Agroecology in Africa: Mitigation the Old New Way
By Frederic Mousseau
OAKLAND, California, (IPS)—Millions of African farmers don’t need to adapt to climate change. They have done that already.
Like many others across the continent, indigenous communities in Ethiopia’s Gamo Highlands are well prepared against climate variations. The high biodiversity, which forms the basis of their traditional enset-based agricultural systems, allows them to easily adjust their farming practices, including the crops they grow, to climate variations.
People in Gamo are also used to managing their environment and natural resources in sound and sustainable ways, rooted in ancestral knowledge and customs, which makes them resilient to floods or droughts. Although African indigenous systems are often perceived as backward by central governments, they have a lot of learning to offer to the rest of the world when contemplating the challenges of climate change and food insecurity.
Often building on such indigenous knowledge, farmers all over the African continent have assembled a tremendous mass of successful experiences and innovations in agriculture. These efforts have steadily been developed over the past few decades following the droughts that impacted many countries in the 1970s and 1980s.
In Kenya, the system of biointensive agriculture has been designed over the past thirty years to help smallholders grow the most food on the least land and with the least water. 200,000 Kenyan farmers, feeding over one million people, have now switched to biointensive agriculture, which allows them to use up to 90 per cent less water than in conventional agriculture and 50 to 100 per cent fewer purchased fertilizers, thanks to a set of agroecological practices that provide higher soil organic matter levels, near continuous crop soil coverage, and adequate fertility for root and plant health.
The Sahel region, bordering the Sahara Desert, is renowned for its harsh environment and the threat of desertification.

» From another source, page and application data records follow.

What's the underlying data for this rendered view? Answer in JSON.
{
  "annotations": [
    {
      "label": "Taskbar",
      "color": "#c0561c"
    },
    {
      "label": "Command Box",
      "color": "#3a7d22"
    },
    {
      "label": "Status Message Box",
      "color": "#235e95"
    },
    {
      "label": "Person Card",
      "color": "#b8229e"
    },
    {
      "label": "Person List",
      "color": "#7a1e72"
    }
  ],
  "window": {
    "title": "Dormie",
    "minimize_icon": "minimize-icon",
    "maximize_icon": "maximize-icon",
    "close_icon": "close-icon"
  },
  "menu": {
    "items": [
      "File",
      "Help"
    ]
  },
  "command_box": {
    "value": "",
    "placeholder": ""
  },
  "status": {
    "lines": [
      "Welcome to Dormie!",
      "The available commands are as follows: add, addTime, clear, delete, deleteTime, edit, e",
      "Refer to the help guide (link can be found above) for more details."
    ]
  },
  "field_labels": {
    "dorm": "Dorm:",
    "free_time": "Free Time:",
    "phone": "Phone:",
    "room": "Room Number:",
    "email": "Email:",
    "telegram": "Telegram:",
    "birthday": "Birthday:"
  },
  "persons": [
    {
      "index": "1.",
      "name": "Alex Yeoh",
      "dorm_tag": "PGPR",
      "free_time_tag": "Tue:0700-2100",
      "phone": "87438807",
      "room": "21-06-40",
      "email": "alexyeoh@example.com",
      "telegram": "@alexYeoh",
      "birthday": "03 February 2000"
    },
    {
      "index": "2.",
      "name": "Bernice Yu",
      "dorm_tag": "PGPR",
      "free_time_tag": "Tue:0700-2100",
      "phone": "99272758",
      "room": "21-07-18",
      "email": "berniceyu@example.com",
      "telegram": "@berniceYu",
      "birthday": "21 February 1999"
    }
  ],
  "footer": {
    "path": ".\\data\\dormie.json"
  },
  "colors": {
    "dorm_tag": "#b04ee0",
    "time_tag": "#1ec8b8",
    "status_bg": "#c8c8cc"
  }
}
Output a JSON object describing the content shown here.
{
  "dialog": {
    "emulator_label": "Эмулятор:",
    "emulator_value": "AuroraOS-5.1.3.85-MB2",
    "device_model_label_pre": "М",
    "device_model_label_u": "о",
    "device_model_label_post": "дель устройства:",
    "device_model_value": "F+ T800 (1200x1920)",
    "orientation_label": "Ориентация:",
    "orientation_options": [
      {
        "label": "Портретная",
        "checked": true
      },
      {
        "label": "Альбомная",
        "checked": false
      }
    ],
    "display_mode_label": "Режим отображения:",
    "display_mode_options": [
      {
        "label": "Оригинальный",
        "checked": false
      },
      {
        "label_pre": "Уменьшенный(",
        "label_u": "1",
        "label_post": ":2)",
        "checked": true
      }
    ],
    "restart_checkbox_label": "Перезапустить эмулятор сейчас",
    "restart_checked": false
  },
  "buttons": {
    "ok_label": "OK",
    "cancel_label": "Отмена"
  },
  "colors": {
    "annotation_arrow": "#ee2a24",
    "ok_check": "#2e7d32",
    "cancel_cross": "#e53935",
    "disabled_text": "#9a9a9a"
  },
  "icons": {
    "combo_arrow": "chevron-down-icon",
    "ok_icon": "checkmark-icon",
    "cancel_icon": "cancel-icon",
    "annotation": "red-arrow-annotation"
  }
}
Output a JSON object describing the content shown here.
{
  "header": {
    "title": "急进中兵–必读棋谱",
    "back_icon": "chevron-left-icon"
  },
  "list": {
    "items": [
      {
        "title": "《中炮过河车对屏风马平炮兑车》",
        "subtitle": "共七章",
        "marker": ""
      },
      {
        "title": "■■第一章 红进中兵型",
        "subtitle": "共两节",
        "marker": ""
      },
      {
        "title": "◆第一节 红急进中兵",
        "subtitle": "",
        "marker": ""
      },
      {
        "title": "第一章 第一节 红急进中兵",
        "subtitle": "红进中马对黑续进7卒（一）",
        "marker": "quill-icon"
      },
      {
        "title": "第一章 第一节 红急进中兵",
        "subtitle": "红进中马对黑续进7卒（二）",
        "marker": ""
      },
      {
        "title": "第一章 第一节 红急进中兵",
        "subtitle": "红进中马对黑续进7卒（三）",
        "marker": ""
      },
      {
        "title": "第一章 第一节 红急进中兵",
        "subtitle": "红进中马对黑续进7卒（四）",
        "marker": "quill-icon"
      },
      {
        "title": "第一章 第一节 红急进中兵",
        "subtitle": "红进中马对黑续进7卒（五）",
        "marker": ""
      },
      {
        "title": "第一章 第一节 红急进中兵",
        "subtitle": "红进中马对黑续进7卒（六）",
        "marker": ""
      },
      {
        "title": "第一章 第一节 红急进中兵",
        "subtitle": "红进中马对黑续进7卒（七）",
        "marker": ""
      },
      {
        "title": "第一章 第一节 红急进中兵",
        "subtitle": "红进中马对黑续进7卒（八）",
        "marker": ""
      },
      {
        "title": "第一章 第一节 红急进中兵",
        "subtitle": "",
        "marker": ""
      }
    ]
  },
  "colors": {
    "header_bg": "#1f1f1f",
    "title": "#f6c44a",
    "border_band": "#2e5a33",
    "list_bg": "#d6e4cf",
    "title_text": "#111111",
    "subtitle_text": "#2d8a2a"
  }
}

What is less known is the tremendous success of the actions undertaken to curb desert encroachment, restore lands, and farmers’ livelihoods.
Started in the 1980s, the Keita Rural Development Project in Niger took some twenty years to restore ecological balance and drastically improve the agrarian economy of the area. During the period, 18 million trees were planted, the surface under woodlands increased by 300 per cent, whereas shrubby steppes and sand dunes decreased by 30 per cent. In the meantime, agricultural land was expanded by about 80 per cent.
All over the region, a multitude of projects have used agroecological solutions to restore degraded land and spare scarce water resources while at the same time increasing food production, and improving farmers’ livelihoods and resilience. In Timbuktu, Mali, the System of Rice Intensification (SRI) has reached impressive results, with yields of 9 tons of rice per hectare, more than double of conventional methods, while saving water and other inputs. In Burkina Faso, soil and water conservation techniques, including a modernized version of traditional planting pitszai have been highly successful to rehabilitate degraded soils and boost food production and incomes.